● Assigned task:
Show all lines of the entries in which the word "message" is found.

Element data from apps and pages:
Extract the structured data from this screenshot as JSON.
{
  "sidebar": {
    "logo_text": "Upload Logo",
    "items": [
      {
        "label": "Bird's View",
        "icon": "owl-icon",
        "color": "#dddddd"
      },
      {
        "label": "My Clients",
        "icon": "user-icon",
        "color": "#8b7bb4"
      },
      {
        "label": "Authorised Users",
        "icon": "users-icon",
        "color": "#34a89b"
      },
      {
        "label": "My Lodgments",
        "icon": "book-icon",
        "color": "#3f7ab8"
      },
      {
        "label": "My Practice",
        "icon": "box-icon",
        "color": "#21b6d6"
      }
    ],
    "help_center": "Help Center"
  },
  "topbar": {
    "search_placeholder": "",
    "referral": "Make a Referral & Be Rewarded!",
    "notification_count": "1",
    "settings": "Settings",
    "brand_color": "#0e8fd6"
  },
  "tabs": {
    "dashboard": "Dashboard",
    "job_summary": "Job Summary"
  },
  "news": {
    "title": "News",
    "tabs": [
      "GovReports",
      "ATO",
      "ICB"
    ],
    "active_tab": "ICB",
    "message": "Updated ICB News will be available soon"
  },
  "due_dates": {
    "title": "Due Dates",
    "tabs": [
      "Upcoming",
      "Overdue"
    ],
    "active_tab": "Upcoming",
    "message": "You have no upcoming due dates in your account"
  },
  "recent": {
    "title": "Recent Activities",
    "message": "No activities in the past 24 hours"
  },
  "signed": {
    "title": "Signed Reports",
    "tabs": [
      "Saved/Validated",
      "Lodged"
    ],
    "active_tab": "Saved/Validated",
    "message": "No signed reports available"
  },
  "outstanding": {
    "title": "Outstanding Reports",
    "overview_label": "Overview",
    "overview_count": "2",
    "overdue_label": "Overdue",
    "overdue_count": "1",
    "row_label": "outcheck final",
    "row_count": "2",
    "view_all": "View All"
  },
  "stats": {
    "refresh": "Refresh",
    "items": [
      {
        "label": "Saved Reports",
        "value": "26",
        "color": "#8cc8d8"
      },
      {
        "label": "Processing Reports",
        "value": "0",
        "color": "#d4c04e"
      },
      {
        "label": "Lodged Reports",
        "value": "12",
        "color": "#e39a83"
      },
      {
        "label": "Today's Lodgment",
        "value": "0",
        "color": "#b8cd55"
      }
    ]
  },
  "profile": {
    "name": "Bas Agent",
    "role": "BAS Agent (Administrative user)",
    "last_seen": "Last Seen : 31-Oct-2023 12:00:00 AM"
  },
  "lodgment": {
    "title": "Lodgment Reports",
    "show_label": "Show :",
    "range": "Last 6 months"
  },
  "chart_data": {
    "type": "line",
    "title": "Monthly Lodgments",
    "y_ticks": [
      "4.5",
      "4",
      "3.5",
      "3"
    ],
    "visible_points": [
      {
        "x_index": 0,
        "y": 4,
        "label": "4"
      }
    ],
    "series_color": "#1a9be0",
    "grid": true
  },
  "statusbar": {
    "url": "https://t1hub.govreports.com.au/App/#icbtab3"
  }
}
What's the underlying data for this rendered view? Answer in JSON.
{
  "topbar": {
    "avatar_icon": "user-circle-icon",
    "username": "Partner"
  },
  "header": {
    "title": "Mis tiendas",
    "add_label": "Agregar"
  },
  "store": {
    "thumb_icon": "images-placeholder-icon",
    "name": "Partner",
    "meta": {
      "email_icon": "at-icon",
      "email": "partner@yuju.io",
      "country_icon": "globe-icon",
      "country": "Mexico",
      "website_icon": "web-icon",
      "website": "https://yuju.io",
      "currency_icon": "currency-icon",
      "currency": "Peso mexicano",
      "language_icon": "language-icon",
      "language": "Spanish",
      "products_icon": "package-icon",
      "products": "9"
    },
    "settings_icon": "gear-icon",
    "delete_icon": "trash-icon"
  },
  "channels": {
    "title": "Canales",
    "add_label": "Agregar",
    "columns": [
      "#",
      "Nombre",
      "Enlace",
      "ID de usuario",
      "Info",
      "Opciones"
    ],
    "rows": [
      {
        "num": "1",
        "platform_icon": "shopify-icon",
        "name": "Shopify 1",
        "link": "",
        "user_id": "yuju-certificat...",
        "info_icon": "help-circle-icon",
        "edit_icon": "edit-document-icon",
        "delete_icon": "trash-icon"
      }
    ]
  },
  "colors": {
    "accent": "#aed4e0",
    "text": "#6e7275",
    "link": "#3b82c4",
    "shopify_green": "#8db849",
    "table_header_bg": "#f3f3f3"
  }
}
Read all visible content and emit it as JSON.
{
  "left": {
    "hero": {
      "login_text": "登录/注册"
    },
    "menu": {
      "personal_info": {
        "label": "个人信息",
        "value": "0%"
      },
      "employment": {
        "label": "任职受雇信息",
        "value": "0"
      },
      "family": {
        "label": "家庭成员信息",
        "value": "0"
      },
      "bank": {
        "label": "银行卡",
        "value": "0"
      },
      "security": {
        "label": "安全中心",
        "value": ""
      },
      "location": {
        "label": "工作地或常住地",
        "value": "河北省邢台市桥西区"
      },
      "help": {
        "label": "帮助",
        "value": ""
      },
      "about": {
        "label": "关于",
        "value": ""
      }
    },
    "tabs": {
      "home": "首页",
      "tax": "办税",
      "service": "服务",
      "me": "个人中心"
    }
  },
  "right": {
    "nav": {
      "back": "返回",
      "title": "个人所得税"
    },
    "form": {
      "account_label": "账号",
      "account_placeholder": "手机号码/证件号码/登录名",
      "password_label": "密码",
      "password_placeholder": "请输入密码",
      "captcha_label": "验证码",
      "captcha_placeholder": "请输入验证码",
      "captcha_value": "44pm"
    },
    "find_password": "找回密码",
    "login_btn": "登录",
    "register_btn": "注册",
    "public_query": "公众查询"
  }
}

● Worked solution:
    "message": "Updated ICB News will be available soon"
    "message": "You have no upcoming due dates in your account"
    "message": "No activities in the past 24 hours"
    "message": "No signed reports available"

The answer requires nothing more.